Stored items:
......
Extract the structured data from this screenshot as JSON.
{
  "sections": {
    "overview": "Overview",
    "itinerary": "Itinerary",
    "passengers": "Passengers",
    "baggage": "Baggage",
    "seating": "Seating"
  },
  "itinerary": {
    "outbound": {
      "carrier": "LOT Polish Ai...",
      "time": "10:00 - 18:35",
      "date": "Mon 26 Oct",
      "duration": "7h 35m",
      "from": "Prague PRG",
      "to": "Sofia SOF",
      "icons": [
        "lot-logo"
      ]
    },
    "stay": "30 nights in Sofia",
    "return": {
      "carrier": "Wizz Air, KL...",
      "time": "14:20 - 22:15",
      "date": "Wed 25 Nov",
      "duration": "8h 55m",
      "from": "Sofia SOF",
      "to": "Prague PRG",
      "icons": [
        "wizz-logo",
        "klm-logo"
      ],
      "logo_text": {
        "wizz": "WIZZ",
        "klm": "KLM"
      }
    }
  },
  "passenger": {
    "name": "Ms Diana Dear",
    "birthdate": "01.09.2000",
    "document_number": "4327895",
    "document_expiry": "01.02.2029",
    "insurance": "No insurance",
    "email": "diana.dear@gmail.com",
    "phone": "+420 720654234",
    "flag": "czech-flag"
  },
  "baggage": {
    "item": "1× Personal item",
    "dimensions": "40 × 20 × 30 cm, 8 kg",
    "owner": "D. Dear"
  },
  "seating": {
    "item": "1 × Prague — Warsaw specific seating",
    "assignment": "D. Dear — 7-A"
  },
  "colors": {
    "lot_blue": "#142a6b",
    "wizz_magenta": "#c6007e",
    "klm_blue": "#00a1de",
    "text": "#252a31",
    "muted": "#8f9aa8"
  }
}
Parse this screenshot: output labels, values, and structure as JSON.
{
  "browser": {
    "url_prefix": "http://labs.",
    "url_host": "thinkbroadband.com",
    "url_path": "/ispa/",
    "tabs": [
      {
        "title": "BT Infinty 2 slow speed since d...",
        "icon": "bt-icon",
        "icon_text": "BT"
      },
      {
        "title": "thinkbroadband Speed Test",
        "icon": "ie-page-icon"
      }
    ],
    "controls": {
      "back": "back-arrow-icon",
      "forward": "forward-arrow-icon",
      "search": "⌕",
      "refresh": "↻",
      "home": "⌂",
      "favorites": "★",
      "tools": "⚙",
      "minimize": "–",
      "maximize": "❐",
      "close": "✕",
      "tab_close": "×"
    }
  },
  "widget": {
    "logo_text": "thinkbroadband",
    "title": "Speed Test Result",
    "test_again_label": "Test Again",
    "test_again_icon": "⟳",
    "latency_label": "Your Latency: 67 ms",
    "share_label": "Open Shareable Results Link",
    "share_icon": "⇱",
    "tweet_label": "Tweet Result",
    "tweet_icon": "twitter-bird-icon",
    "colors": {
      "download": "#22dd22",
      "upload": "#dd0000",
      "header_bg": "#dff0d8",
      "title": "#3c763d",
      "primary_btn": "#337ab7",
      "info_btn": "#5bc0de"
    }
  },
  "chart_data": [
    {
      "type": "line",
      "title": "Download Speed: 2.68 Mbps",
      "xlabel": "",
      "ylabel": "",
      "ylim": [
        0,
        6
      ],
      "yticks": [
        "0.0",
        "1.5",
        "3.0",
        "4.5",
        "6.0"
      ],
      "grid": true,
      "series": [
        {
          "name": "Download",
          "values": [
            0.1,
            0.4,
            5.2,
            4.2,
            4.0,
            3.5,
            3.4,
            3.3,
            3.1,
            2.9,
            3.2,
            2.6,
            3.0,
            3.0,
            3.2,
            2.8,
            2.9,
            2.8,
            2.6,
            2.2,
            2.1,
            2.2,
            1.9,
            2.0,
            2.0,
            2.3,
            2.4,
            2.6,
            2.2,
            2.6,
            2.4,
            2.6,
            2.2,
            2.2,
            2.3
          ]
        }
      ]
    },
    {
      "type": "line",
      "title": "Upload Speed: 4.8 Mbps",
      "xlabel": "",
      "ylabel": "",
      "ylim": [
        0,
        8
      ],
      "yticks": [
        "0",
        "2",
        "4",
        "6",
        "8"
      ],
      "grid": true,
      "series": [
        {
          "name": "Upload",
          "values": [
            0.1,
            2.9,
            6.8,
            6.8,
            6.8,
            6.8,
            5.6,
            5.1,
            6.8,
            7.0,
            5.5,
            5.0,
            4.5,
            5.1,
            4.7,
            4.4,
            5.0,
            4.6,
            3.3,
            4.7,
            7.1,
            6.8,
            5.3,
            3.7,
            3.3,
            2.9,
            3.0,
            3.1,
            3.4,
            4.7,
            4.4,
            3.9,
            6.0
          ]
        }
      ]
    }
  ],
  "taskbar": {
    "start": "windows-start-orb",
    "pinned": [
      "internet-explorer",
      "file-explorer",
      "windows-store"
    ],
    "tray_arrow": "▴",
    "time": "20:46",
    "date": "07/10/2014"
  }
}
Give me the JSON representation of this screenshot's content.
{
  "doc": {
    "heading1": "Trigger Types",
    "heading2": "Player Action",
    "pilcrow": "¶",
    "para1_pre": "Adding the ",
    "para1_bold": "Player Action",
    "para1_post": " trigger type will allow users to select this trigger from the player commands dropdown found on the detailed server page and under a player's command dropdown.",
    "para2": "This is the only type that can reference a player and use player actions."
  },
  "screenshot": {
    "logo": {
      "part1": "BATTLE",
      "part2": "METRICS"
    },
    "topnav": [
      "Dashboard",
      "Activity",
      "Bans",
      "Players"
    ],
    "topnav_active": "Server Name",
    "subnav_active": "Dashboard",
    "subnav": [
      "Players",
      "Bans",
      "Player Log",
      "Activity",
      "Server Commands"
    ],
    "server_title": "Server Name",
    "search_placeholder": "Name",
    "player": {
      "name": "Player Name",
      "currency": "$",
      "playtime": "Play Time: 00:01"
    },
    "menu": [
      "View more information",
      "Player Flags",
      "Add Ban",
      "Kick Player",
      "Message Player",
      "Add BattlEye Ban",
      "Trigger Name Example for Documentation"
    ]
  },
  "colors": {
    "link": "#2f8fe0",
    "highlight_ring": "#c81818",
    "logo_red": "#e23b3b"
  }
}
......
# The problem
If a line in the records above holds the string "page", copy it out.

# Written solution
        "icon": "ie-page-icon"
    "para1_post": " trigger type will allow users to select this trigger from the player commands dropdown found on the detailed server page and under a player's command dropdown.",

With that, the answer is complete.